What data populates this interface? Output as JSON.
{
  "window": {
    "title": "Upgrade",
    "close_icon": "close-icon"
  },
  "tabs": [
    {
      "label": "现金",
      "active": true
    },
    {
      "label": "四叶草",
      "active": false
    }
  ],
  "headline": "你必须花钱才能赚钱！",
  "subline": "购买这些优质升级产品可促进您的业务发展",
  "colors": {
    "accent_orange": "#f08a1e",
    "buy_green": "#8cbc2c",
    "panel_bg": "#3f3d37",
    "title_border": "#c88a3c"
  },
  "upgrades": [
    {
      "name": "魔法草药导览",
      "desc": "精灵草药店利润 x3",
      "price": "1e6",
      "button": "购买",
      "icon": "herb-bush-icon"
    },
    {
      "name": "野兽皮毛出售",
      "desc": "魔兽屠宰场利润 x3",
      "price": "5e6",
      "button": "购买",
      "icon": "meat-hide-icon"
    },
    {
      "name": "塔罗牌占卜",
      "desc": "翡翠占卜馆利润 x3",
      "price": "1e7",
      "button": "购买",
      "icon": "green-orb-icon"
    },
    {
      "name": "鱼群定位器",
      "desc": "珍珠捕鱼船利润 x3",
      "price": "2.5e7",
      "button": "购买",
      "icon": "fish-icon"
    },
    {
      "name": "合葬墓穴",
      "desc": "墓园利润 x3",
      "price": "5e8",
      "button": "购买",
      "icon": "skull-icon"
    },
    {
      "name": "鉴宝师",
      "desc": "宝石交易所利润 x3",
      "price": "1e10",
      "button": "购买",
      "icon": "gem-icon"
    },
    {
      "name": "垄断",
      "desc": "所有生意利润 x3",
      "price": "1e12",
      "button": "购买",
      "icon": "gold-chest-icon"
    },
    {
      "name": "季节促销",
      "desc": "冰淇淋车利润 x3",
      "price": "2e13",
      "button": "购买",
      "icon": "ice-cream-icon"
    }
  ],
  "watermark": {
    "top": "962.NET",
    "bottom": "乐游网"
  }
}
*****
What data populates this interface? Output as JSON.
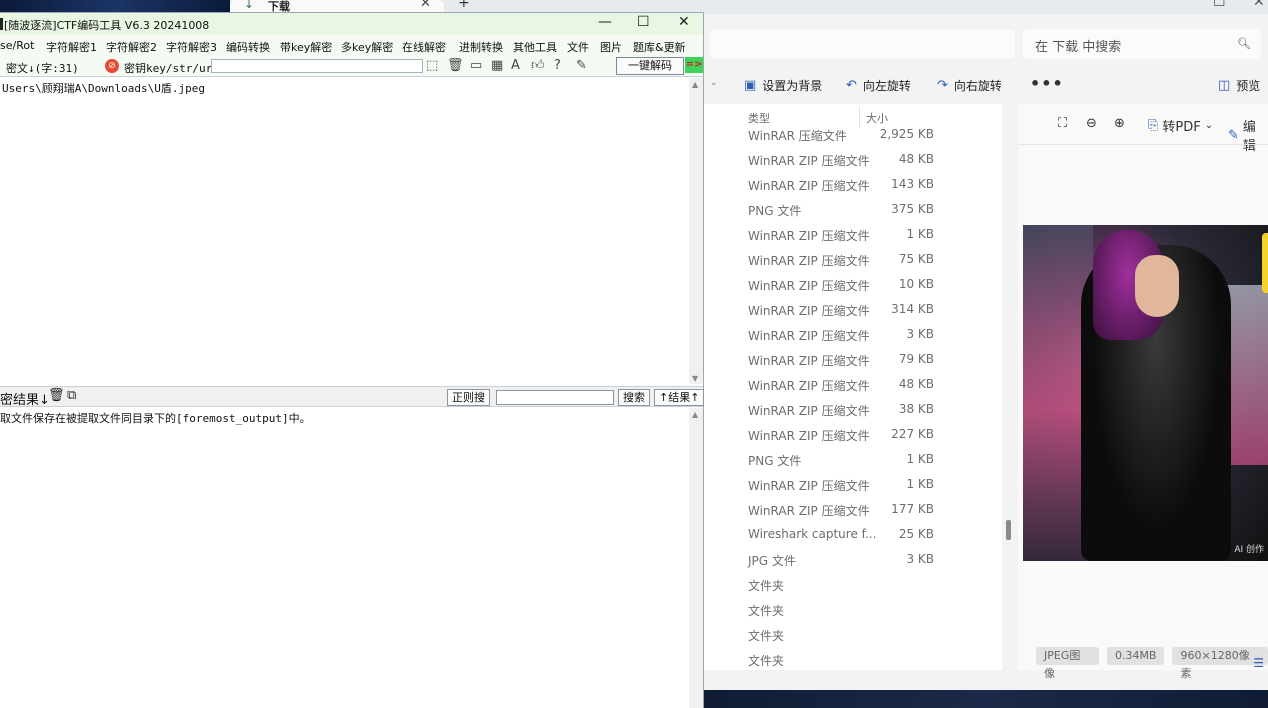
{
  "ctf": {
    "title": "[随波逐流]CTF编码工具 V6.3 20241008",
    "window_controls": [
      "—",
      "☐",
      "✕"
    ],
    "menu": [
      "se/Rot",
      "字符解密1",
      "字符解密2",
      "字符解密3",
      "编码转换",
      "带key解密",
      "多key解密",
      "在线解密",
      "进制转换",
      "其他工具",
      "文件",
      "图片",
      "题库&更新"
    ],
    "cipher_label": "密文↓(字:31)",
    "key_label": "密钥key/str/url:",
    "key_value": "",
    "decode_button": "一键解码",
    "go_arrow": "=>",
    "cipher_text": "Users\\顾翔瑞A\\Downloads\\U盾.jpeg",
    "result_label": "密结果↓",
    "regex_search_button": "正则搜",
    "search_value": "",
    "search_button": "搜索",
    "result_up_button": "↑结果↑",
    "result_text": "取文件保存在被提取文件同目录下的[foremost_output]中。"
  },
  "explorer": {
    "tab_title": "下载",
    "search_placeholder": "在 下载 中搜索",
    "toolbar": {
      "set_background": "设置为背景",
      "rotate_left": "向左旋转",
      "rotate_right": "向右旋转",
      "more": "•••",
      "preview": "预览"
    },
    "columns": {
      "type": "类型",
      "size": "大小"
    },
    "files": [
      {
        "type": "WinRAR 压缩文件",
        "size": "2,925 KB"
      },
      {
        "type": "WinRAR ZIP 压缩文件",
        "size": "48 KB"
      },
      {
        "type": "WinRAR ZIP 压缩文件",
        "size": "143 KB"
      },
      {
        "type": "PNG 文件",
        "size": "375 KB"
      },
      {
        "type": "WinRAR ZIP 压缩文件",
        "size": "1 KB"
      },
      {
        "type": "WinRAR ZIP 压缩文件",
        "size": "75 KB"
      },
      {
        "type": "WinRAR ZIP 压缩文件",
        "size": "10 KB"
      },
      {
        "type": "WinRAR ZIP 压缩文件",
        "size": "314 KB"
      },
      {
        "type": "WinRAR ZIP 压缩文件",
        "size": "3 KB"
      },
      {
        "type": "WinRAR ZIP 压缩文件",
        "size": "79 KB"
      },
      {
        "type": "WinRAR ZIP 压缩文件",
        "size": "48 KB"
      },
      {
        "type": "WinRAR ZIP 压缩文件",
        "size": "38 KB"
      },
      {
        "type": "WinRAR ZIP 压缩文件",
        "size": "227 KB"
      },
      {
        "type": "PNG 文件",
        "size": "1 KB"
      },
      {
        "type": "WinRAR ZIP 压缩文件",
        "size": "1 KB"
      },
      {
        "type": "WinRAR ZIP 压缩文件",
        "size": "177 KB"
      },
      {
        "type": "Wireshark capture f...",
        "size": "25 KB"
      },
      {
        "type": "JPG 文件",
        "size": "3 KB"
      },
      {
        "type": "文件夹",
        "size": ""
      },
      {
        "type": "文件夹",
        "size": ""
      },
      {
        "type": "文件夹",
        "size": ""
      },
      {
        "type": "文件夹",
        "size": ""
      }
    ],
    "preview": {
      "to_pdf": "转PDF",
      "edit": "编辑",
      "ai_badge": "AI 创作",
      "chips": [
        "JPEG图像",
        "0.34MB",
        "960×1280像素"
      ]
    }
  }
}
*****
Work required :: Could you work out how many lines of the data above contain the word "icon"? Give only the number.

Exercise solution :: 9